**WHAT IS EXPECTED**
Output every entry exactly as written, skipping any pictures.

[[ AVAILABLE DATA open ]]

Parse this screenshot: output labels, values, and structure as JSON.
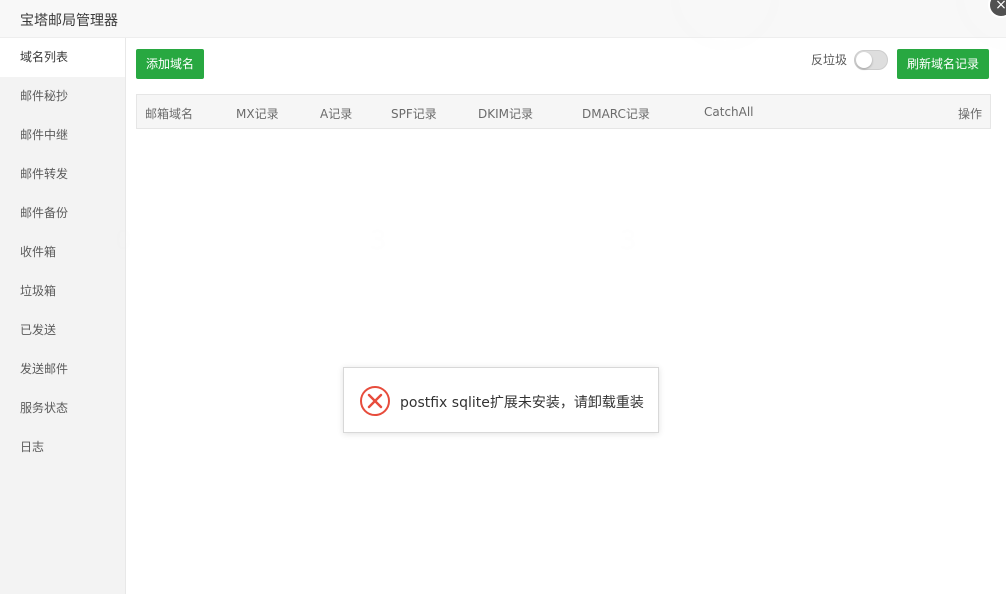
{
  "window": {
    "title": "宝塔邮局管理器",
    "close_label": "×"
  },
  "sidebar": {
    "items": [
      {
        "label": "域名列表",
        "active": true
      },
      {
        "label": "邮件秘抄"
      },
      {
        "label": "邮件中继"
      },
      {
        "label": "邮件转发"
      },
      {
        "label": "邮件备份"
      },
      {
        "label": "收件箱"
      },
      {
        "label": "垃圾箱"
      },
      {
        "label": "已发送"
      },
      {
        "label": "发送邮件"
      },
      {
        "label": "服务状态"
      },
      {
        "label": "日志"
      }
    ]
  },
  "toolbar": {
    "add_domain": "添加域名",
    "anti_spam_label": "反垃圾",
    "anti_spam_on": false,
    "refresh_records": "刷新域名记录"
  },
  "table": {
    "columns": [
      "邮箱域名",
      "MX记录",
      "A记录",
      "SPF记录",
      "DKIM记录",
      "DMARC记录",
      "CatchAll",
      "操作"
    ]
  },
  "toast": {
    "message": "postfix sqlite扩展未安装，请卸载重装",
    "icon": "error-x-icon"
  },
  "colors": {
    "brand_green": "#20a53a",
    "error_red": "#e74c3c"
  }
}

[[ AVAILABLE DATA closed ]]

**RESPONSE AREA**
Parse this screenshot: output labels, values, and structure as JSON.
{
  "window": {
    "title": "宝塔邮局管理器",
    "close_label": "×"
  },
  "sidebar": {
    "items": [
      {
        "label": "域名列表",
        "active": true
      },
      {
        "label": "邮件秘抄"
      },
      {
        "label": "邮件中继"
      },
      {
        "label": "邮件转发"
      },
      {
        "label": "邮件备份"
      },
      {
        "label": "收件箱"
      },
      {
        "label": "垃圾箱"
      },
      {
        "label": "已发送"
      },
      {
        "label": "发送邮件"
      },
      {
        "label": "服务状态"
      },
      {
        "label": "日志"
      }
    ]
  },
  "toolbar": {
    "add_domain": "添加域名",
    "anti_spam_label": "反垃圾",
    "anti_spam_on": false,
    "refresh_records": "刷新域名记录"
  },
  "table": {
    "columns": [
      "邮箱域名",
      "MX记录",
      "A记录",
      "SPF记录",
      "DKIM记录",
      "DMARC记录",
      "CatchAll",
      "操作"
    ]
  },
  "toast": {
    "message": "postfix sqlite扩展未安装，请卸载重装",
    "icon": "error-x-icon"
  },
  "colors": {
    "brand_green": "#20a53a",
    "error_red": "#e74c3c"
  }
}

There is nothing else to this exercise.